What this task involves: Find the lines of the listing that contain the string "Users", and return them.
· · ·
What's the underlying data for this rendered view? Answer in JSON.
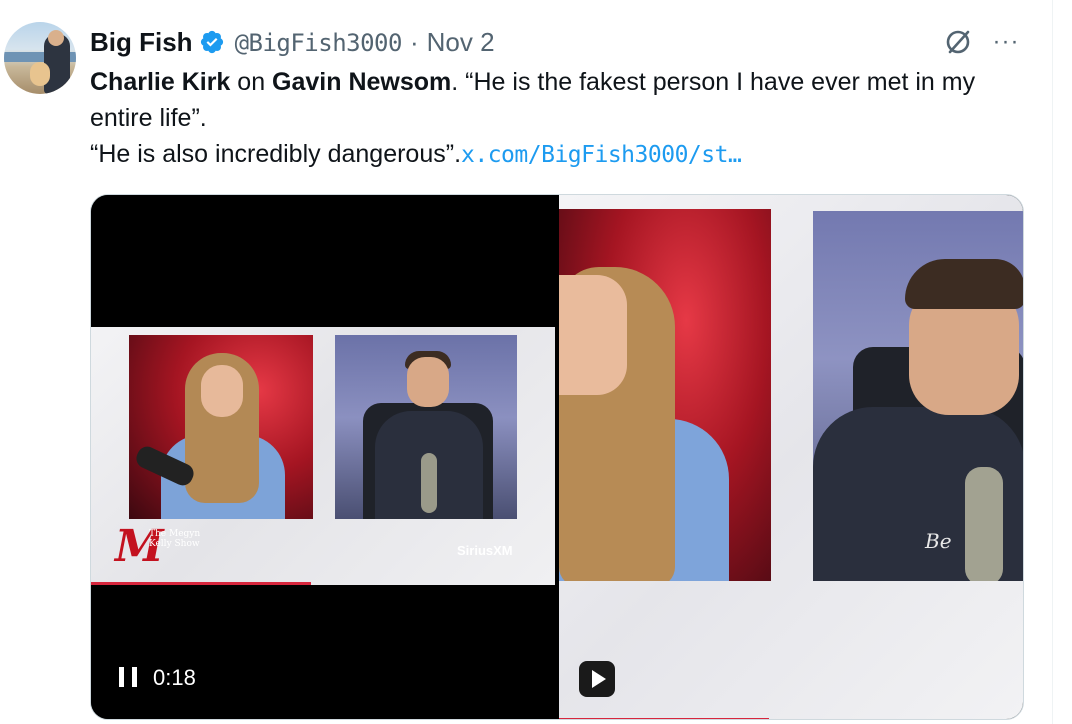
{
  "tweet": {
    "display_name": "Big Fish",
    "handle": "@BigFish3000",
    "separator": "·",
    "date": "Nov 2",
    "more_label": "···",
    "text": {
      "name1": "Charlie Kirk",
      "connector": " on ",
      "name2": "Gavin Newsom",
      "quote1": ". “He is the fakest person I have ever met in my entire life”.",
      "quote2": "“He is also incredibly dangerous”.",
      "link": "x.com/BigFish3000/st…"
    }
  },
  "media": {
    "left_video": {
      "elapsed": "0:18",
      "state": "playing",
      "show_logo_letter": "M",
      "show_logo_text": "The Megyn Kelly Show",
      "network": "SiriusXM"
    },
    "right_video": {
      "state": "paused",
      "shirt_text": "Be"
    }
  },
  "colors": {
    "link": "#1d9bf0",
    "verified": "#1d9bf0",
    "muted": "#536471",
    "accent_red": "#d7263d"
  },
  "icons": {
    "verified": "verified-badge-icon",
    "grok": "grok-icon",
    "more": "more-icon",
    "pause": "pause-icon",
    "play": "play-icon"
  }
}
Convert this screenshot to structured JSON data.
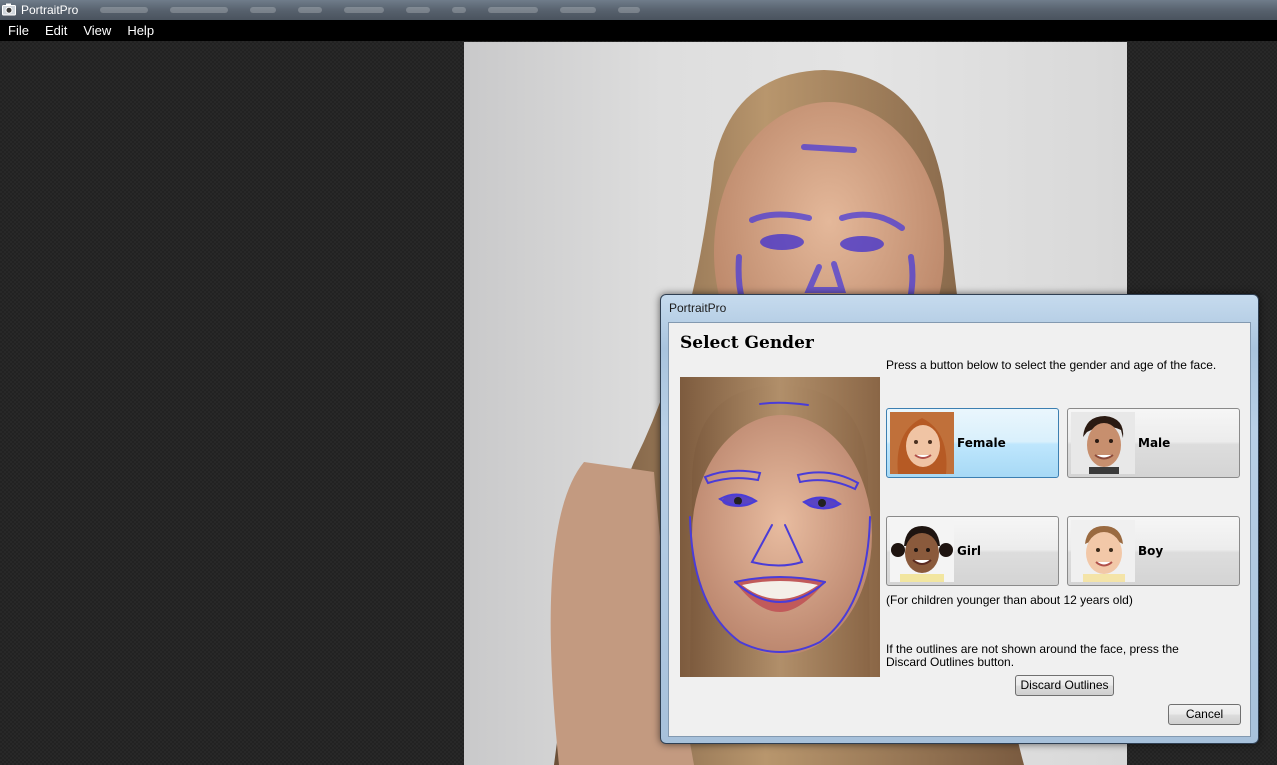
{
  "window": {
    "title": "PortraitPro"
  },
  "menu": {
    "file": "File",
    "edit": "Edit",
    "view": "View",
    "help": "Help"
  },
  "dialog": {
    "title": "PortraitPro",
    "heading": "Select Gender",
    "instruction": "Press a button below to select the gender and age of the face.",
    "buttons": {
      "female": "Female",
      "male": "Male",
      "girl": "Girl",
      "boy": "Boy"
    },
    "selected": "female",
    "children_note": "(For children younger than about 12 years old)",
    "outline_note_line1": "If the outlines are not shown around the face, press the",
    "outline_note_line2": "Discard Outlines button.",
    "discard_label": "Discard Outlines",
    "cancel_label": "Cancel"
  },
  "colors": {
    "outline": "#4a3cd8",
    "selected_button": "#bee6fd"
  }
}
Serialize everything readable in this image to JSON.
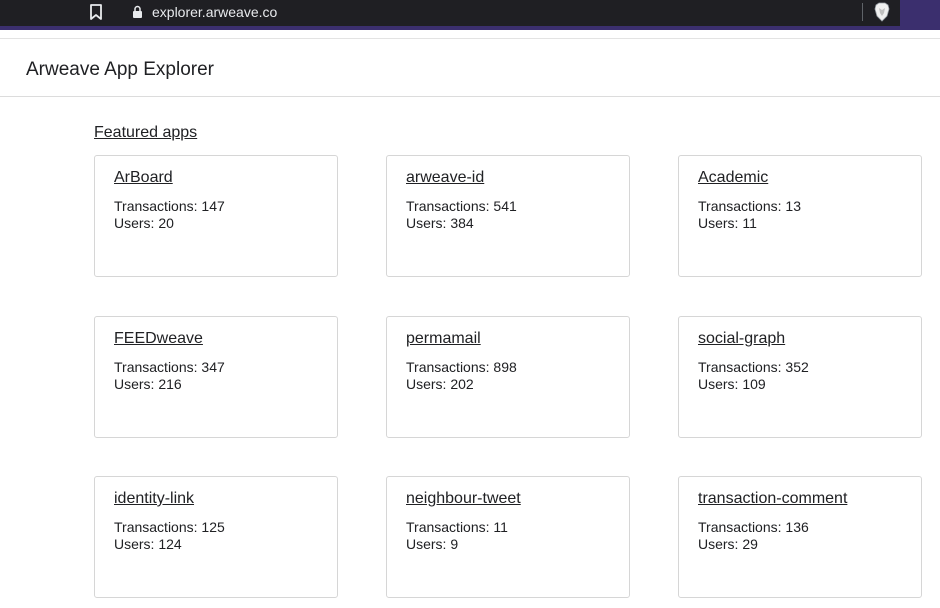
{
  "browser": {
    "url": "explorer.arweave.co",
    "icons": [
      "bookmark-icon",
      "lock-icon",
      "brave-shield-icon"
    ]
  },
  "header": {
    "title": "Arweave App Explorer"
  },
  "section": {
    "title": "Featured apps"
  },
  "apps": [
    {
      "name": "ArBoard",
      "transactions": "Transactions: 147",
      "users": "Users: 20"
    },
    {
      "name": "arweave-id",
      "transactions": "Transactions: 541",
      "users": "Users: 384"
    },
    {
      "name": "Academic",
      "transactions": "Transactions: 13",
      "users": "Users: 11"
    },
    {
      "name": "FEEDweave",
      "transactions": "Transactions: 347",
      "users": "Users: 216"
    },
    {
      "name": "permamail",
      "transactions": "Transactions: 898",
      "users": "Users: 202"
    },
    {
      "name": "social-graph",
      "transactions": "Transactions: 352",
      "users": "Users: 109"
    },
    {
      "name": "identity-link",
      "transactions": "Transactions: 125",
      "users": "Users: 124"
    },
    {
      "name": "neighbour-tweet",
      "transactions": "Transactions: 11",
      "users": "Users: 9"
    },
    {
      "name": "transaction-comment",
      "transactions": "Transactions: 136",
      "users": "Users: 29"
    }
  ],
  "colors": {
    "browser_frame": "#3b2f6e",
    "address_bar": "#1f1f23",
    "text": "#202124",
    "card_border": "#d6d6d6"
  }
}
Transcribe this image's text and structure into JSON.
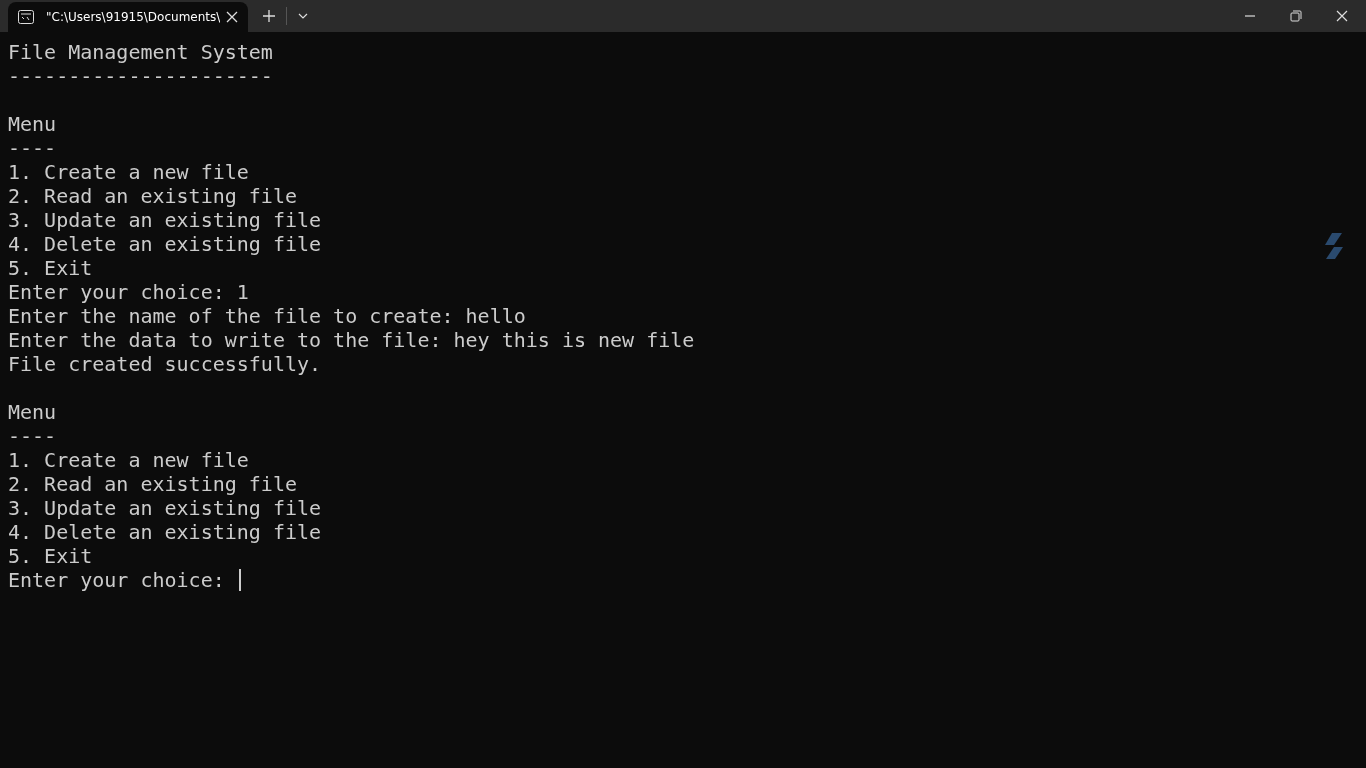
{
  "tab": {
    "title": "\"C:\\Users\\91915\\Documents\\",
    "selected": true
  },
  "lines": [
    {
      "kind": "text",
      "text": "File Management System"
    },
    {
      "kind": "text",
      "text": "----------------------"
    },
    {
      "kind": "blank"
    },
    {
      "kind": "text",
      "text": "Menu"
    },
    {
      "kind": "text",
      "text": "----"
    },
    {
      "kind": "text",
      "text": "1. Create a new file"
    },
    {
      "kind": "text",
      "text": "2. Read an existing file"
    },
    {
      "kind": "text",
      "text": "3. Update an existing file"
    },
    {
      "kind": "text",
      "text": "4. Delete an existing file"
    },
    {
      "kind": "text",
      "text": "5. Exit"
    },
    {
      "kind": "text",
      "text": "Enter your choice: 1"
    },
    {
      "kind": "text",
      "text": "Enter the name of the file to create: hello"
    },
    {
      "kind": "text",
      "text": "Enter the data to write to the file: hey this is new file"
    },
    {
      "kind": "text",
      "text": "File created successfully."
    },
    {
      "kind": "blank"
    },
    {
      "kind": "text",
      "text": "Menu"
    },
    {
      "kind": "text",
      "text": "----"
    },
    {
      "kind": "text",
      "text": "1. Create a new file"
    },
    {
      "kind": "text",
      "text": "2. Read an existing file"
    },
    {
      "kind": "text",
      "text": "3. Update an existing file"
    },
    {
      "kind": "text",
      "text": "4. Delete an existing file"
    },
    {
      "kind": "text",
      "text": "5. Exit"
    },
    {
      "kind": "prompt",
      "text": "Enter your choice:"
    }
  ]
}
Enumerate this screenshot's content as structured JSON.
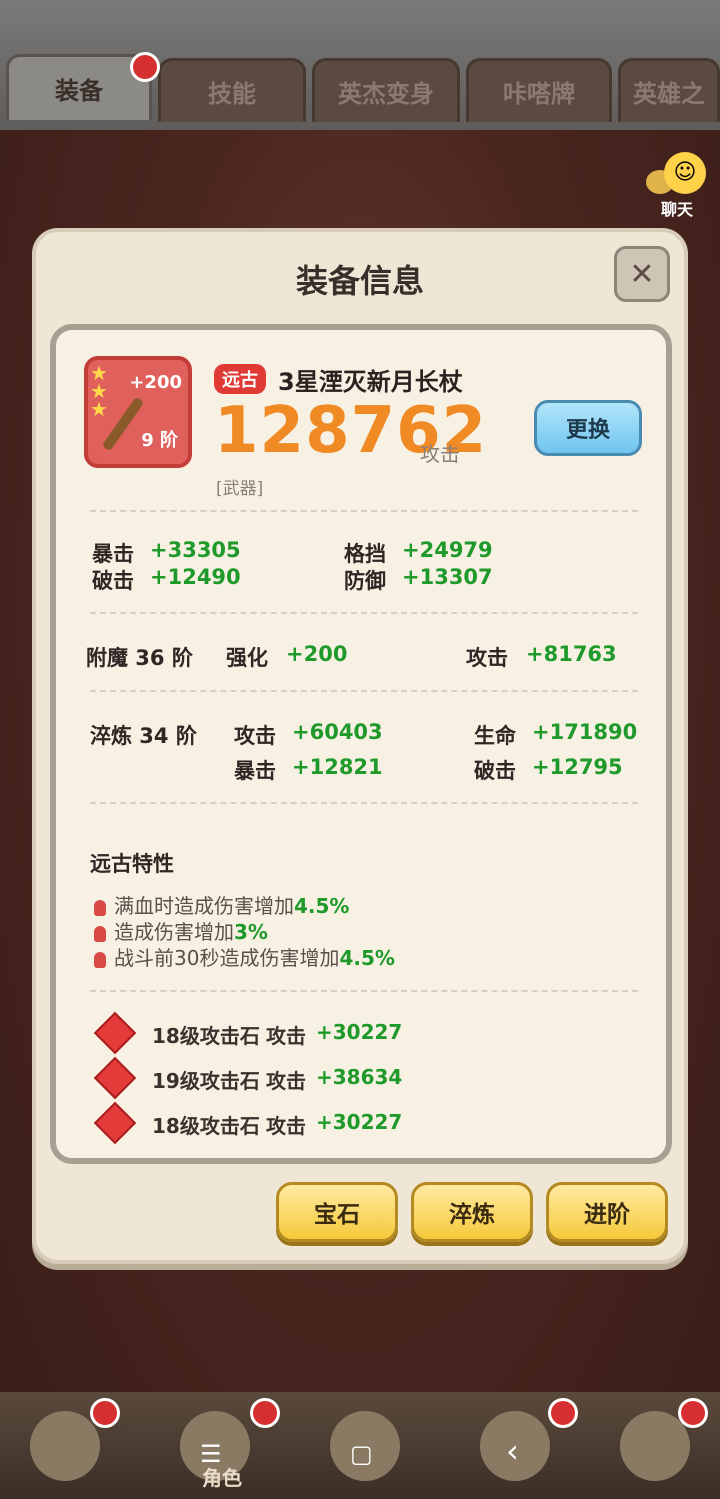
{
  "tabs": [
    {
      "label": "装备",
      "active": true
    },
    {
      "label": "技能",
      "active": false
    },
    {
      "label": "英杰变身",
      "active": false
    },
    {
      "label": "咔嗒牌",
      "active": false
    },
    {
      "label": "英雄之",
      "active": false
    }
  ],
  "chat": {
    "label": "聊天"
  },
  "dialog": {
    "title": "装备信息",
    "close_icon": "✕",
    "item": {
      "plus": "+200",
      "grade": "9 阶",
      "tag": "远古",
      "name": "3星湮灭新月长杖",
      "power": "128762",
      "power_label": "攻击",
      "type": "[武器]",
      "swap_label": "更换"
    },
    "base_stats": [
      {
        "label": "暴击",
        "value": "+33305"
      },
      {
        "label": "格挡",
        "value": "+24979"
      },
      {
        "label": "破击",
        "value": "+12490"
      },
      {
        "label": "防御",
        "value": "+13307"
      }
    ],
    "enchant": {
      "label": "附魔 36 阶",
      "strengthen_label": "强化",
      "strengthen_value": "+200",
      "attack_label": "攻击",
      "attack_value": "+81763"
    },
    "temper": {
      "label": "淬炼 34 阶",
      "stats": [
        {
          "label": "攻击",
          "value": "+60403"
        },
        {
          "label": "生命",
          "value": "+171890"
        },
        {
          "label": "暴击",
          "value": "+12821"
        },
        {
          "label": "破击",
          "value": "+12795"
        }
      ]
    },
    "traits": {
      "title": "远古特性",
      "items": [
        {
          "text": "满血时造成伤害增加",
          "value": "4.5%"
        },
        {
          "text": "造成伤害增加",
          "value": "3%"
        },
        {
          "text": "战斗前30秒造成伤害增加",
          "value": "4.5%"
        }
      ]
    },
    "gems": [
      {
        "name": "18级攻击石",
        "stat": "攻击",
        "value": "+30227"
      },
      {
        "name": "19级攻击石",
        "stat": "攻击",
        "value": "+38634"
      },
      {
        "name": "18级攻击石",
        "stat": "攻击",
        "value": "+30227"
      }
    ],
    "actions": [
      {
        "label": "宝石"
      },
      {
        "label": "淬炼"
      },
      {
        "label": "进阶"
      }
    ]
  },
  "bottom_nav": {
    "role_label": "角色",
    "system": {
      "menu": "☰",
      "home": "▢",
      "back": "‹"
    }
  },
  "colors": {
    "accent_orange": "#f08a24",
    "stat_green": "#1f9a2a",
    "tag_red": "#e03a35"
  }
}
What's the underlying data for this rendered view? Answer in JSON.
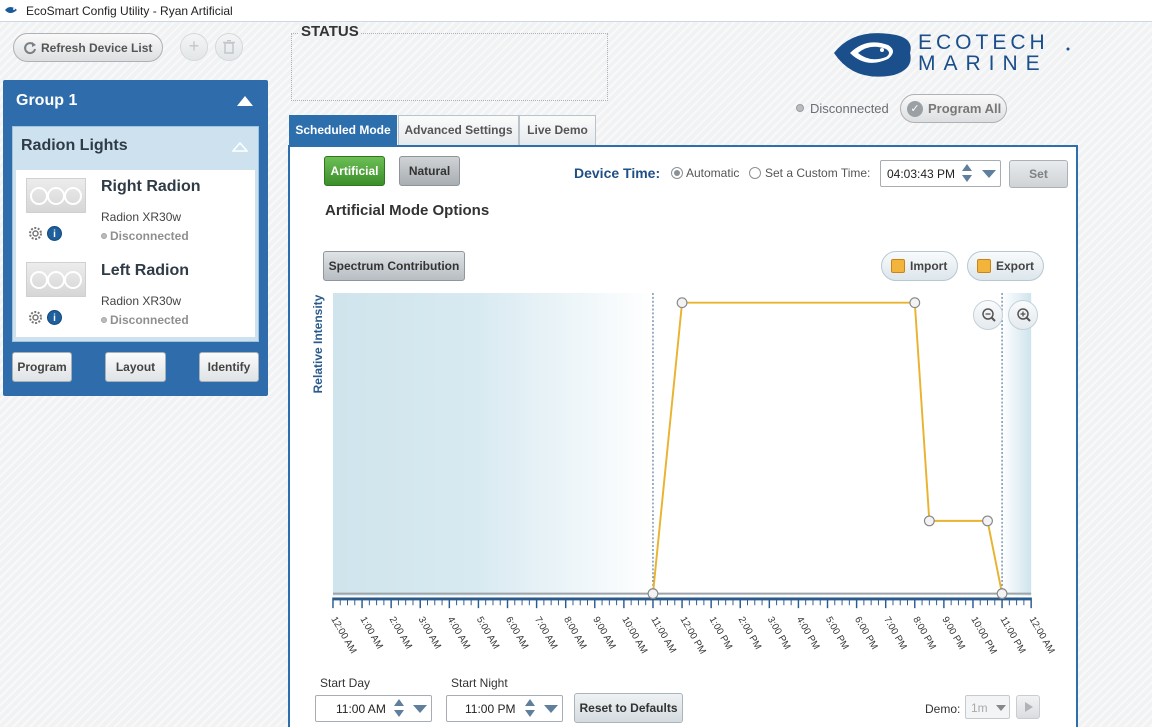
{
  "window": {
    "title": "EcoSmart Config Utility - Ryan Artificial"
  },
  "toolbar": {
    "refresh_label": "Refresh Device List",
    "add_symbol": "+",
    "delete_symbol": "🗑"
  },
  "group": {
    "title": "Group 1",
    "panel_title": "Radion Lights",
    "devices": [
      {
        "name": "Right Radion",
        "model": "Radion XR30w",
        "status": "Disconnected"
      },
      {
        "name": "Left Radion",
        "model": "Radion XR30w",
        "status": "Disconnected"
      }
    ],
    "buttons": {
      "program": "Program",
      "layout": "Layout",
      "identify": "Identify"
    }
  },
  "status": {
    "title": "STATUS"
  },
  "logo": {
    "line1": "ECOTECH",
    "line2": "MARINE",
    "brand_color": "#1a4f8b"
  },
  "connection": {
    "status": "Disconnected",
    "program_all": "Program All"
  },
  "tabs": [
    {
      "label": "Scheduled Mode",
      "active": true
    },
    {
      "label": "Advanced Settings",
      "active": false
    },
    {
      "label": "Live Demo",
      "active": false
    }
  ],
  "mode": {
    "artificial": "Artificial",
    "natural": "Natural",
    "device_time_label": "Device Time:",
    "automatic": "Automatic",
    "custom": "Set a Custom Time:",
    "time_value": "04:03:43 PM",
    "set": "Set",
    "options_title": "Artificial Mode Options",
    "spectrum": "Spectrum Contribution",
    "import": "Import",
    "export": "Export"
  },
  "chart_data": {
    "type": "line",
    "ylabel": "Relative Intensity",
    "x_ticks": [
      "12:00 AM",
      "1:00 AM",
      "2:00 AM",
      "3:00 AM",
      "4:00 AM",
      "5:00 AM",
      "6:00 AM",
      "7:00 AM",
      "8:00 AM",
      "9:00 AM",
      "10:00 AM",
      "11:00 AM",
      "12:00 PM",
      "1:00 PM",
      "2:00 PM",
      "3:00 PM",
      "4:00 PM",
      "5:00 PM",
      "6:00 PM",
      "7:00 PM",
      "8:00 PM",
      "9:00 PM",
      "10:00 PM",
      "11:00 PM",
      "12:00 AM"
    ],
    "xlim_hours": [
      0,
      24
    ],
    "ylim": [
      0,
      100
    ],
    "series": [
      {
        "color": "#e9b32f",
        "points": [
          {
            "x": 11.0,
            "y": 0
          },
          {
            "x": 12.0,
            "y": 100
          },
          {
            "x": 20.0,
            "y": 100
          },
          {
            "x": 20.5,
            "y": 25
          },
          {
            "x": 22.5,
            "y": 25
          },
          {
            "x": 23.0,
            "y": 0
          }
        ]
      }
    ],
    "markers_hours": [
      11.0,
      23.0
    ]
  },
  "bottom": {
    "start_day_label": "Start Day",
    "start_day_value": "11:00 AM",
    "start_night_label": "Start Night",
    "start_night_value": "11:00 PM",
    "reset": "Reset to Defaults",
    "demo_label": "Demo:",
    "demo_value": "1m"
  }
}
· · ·
Expected answer:
      "users": "Users: 20"
      "users": "Users: 384"
      "users": "Users: 11"
      "users": "Users: 216"
      "users": "Users: 202"
      "users": "Users: 109"
      "users": "Users: 124"
      "users": "Users: 9"
      "users": "Users: 29"
    "title": "\"C:\\Users\\91915\\Documents\\",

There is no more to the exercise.